(Dataset records)
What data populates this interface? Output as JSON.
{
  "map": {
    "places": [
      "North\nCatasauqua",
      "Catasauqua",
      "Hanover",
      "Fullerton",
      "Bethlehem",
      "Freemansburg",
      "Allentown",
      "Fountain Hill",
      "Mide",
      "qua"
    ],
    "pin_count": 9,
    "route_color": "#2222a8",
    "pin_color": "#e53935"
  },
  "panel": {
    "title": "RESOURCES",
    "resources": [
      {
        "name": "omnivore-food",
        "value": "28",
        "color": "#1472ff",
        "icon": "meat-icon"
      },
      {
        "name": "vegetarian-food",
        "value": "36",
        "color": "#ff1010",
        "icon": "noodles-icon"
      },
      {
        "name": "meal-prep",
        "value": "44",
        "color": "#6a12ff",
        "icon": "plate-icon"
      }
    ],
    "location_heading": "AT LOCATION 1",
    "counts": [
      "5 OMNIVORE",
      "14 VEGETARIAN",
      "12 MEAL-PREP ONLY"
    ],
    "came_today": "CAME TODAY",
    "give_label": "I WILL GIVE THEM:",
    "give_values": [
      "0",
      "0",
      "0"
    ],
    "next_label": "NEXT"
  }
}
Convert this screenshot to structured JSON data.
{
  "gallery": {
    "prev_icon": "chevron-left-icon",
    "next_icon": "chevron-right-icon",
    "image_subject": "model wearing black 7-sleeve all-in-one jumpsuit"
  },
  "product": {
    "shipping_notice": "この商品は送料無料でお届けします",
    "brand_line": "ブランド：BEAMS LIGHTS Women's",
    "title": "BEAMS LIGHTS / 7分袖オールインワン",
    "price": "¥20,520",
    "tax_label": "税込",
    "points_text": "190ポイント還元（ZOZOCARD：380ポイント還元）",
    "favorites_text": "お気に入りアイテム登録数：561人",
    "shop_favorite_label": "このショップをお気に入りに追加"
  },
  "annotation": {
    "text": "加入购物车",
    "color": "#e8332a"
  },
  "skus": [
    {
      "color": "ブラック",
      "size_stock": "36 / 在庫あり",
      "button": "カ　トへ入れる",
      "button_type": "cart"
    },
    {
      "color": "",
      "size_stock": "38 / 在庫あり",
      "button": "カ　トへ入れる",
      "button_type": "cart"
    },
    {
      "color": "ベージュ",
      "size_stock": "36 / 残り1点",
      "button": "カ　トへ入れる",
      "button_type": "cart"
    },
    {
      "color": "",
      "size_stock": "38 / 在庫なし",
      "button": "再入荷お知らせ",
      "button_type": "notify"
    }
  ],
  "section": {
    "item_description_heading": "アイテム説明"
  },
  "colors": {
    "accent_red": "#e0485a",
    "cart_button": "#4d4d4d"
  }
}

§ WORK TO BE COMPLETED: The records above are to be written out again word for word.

§ FINISHED EXERCISE:
What data populates this interface? Output as JSON.
{
  "map": {
    "places": [
      "North\nCatasauqua",
      "Catasauqua",
      "Hanover",
      "Fullerton",
      "Bethlehem",
      "Freemansburg",
      "Allentown",
      "Fountain Hill",
      "Mide",
      "qua"
    ],
    "pin_count": 9,
    "route_color": "#2222a8",
    "pin_color": "#e53935"
  },
  "panel": {
    "title": "RESOURCES",
    "resources": [
      {
        "name": "omnivore-food",
        "value": "28",
        "color": "#1472ff",
        "icon": "meat-icon"
      },
      {
        "name": "vegetarian-food",
        "value": "36",
        "color": "#ff1010",
        "icon": "noodles-icon"
      },
      {
        "name": "meal-prep",
        "value": "44",
        "color": "#6a12ff",
        "icon": "plate-icon"
      }
    ],
    "location_heading": "AT LOCATION 1",
    "counts": [
      "5 OMNIVORE",
      "14 VEGETARIAN",
      "12 MEAL-PREP ONLY"
    ],
    "came_today": "CAME TODAY",
    "give_label": "I WILL GIVE THEM:",
    "give_values": [
      "0",
      "0",
      "0"
    ],
    "next_label": "NEXT"
  }
}
Convert this screenshot to structured JSON data.
{
  "gallery": {
    "prev_icon": "chevron-left-icon",
    "next_icon": "chevron-right-icon",
    "image_subject": "model wearing black 7-sleeve all-in-one jumpsuit"
  },
  "product": {
    "shipping_notice": "この商品は送料無料でお届けします",
    "brand_line": "ブランド：BEAMS LIGHTS Women's",
    "title": "BEAMS LIGHTS / 7分袖オールインワン",
    "price": "¥20,520",
    "tax_label": "税込",
    "points_text": "190ポイント還元（ZOZOCARD：380ポイント還元）",
    "favorites_text": "お気に入りアイテム登録数：561人",
    "shop_favorite_label": "このショップをお気に入りに追加"
  },
  "annotation": {
    "text": "加入购物车",
    "color": "#e8332a"
  },
  "skus": [
    {
      "color": "ブラック",
      "size_stock": "36 / 在庫あり",
      "button": "カ　トへ入れる",
      "button_type": "cart"
    },
    {
      "color": "",
      "size_stock": "38 / 在庫あり",
      "button": "カ　トへ入れる",
      "button_type": "cart"
    },
    {
      "color": "ベージュ",
      "size_stock": "36 / 残り1点",
      "button": "カ　トへ入れる",
      "button_type": "cart"
    },
    {
      "color": "",
      "size_stock": "38 / 在庫なし",
      "button": "再入荷お知らせ",
      "button_type": "notify"
    }
  ],
  "section": {
    "item_description_heading": "アイテム説明"
  },
  "colors": {
    "accent_red": "#e0485a",
    "cart_button": "#4d4d4d"
  }
}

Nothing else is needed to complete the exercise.